__EXERCISE AIM__: Would you restate the entries below exactly, keeping every line?

*** Opening of MATERIAL SHOWN ***

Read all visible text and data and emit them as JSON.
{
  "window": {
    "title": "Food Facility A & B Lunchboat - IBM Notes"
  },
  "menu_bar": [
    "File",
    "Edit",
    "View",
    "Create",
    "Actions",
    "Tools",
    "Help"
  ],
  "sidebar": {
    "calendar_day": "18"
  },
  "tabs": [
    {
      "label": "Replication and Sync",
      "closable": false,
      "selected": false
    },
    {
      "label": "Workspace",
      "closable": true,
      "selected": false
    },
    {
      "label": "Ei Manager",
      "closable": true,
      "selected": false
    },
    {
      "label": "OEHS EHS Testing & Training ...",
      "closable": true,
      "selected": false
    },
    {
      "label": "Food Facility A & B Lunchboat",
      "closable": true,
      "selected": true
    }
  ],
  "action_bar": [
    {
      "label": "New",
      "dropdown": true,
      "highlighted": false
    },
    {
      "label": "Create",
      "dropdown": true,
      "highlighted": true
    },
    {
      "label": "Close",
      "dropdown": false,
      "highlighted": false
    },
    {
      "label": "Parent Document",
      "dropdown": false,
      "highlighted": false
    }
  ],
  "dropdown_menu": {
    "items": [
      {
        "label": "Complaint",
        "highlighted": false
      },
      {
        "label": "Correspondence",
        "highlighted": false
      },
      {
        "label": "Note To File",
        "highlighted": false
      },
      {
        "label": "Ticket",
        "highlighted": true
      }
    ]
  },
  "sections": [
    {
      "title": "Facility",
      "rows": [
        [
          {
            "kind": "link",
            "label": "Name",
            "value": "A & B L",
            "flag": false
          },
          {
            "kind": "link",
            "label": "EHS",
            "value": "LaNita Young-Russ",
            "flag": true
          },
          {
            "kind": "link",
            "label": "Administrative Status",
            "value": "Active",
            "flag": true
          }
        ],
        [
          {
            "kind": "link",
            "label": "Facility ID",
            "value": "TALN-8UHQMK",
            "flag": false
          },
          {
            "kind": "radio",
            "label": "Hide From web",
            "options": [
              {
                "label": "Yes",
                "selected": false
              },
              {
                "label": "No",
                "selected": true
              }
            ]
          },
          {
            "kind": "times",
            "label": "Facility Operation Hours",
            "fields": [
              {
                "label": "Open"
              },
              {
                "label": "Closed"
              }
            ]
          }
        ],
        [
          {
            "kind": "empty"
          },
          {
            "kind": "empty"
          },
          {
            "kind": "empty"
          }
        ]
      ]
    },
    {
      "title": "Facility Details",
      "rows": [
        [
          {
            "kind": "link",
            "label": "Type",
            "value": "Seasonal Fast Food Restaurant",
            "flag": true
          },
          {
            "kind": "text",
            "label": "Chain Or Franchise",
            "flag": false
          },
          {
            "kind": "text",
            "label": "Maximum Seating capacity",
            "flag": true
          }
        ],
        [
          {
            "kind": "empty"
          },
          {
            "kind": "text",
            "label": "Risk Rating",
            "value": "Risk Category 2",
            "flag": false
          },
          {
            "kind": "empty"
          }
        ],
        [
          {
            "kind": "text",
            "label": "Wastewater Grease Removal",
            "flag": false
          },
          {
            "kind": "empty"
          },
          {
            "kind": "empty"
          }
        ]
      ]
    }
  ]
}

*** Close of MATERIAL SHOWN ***

__SOLUTION TO THIS EXERCISE__:
Read all visible text and data and emit them as JSON.
{
  "window": {
    "title": "Food Facility A & B Lunchboat - IBM Notes"
  },
  "menu_bar": [
    "File",
    "Edit",
    "View",
    "Create",
    "Actions",
    "Tools",
    "Help"
  ],
  "sidebar": {
    "calendar_day": "18"
  },
  "tabs": [
    {
      "label": "Replication and Sync",
      "closable": false,
      "selected": false
    },
    {
      "label": "Workspace",
      "closable": true,
      "selected": false
    },
    {
      "label": "Ei Manager",
      "closable": true,
      "selected": false
    },
    {
      "label": "OEHS EHS Testing & Training ...",
      "closable": true,
      "selected": false
    },
    {
      "label": "Food Facility A & B Lunchboat",
      "closable": true,
      "selected": true
    }
  ],
  "action_bar": [
    {
      "label": "New",
      "dropdown": true,
      "highlighted": false
    },
    {
      "label": "Create",
      "dropdown": true,
      "highlighted": true
    },
    {
      "label": "Close",
      "dropdown": false,
      "highlighted": false
    },
    {
      "label": "Parent Document",
      "dropdown": false,
      "highlighted": false
    }
  ],
  "dropdown_menu": {
    "items": [
      {
        "label": "Complaint",
        "highlighted": false
      },
      {
        "label": "Correspondence",
        "highlighted": false
      },
      {
        "label": "Note To File",
        "highlighted": false
      },
      {
        "label": "Ticket",
        "highlighted": true
      }
    ]
  },
  "sections": [
    {
      "title": "Facility",
      "rows": [
        [
          {
            "kind": "link",
            "label": "Name",
            "value": "A & B L",
            "flag": false
          },
          {
            "kind": "link",
            "label": "EHS",
            "value": "LaNita Young-Russ",
            "flag": true
          },
          {
            "kind": "link",
            "label": "Administrative Status",
            "value": "Active",
            "flag": true
          }
        ],
        [
          {
            "kind": "link",
            "label": "Facility ID",
            "value": "TALN-8UHQMK",
            "flag": false
          },
          {
            "kind": "radio",
            "label": "Hide From web",
            "options": [
              {
                "label": "Yes",
                "selected": false
              },
              {
                "label": "No",
                "selected": true
              }
            ]
          },
          {
            "kind": "times",
            "label": "Facility Operation Hours",
            "fields": [
              {
                "label": "Open"
              },
              {
                "label": "Closed"
              }
            ]
          }
        ],
        [
          {
            "kind": "empty"
          },
          {
            "kind": "empty"
          },
          {
            "kind": "empty"
          }
        ]
      ]
    },
    {
      "title": "Facility Details",
      "rows": [
        [
          {
            "kind": "link",
            "label": "Type",
            "value": "Seasonal Fast Food Restaurant",
            "flag": true
          },
          {
            "kind": "text",
            "label": "Chain Or Franchise",
            "flag": false
          },
          {
            "kind": "text",
            "label": "Maximum Seating capacity",
            "flag": true
          }
        ],
        [
          {
            "kind": "empty"
          },
          {
            "kind": "text",
            "label": "Risk Rating",
            "value": "Risk Category 2",
            "flag": false
          },
          {
            "kind": "empty"
          }
        ],
        [
          {
            "kind": "text",
            "label": "Wastewater Grease Removal",
            "flag": false
          },
          {
            "kind": "empty"
          },
          {
            "kind": "empty"
          }
        ]
      ]
    }
  ]
}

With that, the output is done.